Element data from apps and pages
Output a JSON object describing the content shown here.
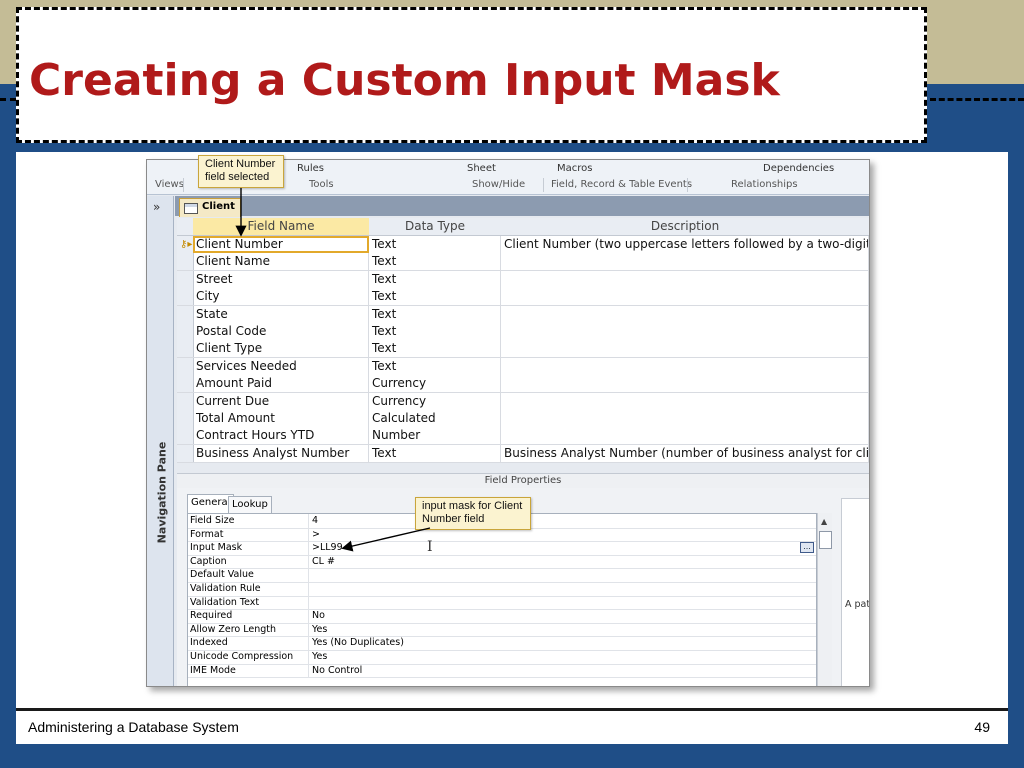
{
  "slide": {
    "title": "Creating a Custom Input Mask",
    "footer_left": "Administering a Database System",
    "page_number": "49"
  },
  "ribbon": {
    "items_top": [
      "Rules",
      "Sheet",
      "Macros",
      "Dependencies"
    ],
    "groups": [
      "Views",
      "Tools",
      "Show/Hide",
      "Field, Record & Table Events",
      "Relationships"
    ]
  },
  "nav": {
    "label": "Navigation Pane",
    "chevron": "»"
  },
  "tab": {
    "label": "Client"
  },
  "grid": {
    "headers": [
      "Field Name",
      "Data Type",
      "Description"
    ],
    "rows": [
      {
        "name": "Client Number",
        "type": "Text",
        "desc": "Client Number (two uppercase letters followed by a two-digit n"
      },
      {
        "name": "Client Name",
        "type": "Text",
        "desc": ""
      },
      {
        "name": "Street",
        "type": "Text",
        "desc": ""
      },
      {
        "name": "City",
        "type": "Text",
        "desc": ""
      },
      {
        "name": "State",
        "type": "Text",
        "desc": ""
      },
      {
        "name": "Postal Code",
        "type": "Text",
        "desc": ""
      },
      {
        "name": "Client Type",
        "type": "Text",
        "desc": ""
      },
      {
        "name": "Services Needed",
        "type": "Text",
        "desc": ""
      },
      {
        "name": "Amount Paid",
        "type": "Currency",
        "desc": ""
      },
      {
        "name": "Current Due",
        "type": "Currency",
        "desc": ""
      },
      {
        "name": "Total Amount",
        "type": "Calculated",
        "desc": ""
      },
      {
        "name": "Contract Hours YTD",
        "type": "Number",
        "desc": ""
      },
      {
        "name": "Business Analyst Number",
        "type": "Text",
        "desc": "Business Analyst Number (number of business analyst for client"
      }
    ]
  },
  "field_properties": {
    "title": "Field Properties",
    "tabs": [
      "General",
      "Lookup"
    ],
    "rows": [
      {
        "name": "Field Size",
        "value": "4"
      },
      {
        "name": "Format",
        "value": ">"
      },
      {
        "name": "Input Mask",
        "value": ">LL99"
      },
      {
        "name": "Caption",
        "value": "CL #"
      },
      {
        "name": "Default Value",
        "value": ""
      },
      {
        "name": "Validation Rule",
        "value": ""
      },
      {
        "name": "Validation Text",
        "value": ""
      },
      {
        "name": "Required",
        "value": "No"
      },
      {
        "name": "Allow Zero Length",
        "value": "Yes"
      },
      {
        "name": "Indexed",
        "value": "Yes (No Duplicates)"
      },
      {
        "name": "Unicode Compression",
        "value": "Yes"
      },
      {
        "name": "IME Mode",
        "value": "No Control"
      }
    ],
    "help_text": "A pat",
    "build_button": "..."
  },
  "callouts": {
    "client_number": "Client Number field selected",
    "input_mask": "input mask for Client Number field"
  }
}
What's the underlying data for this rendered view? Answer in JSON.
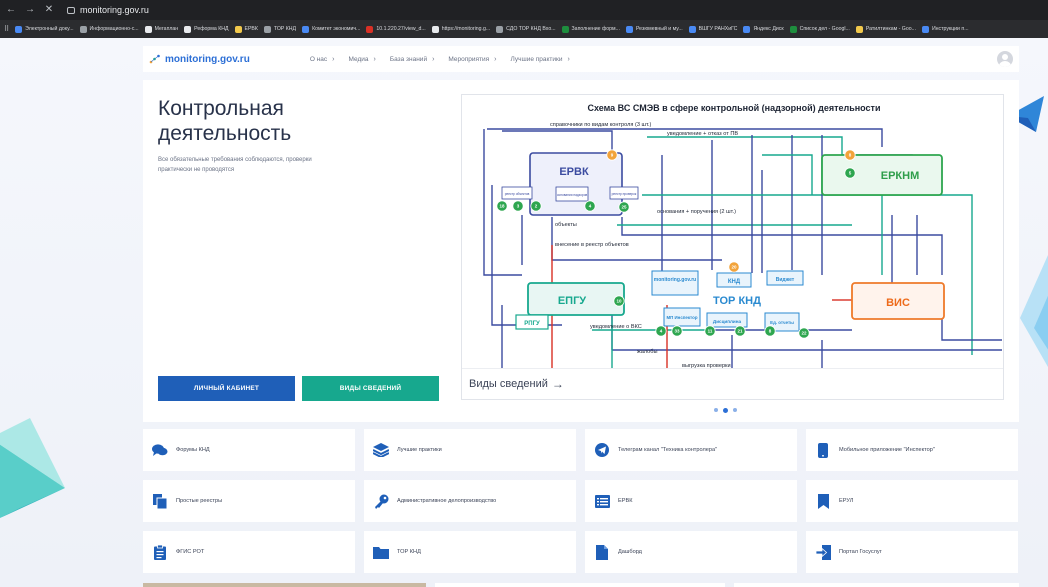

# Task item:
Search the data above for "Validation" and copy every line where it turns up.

# Response box:
        "name": "Validation Rule",
        "name": "Validation Text",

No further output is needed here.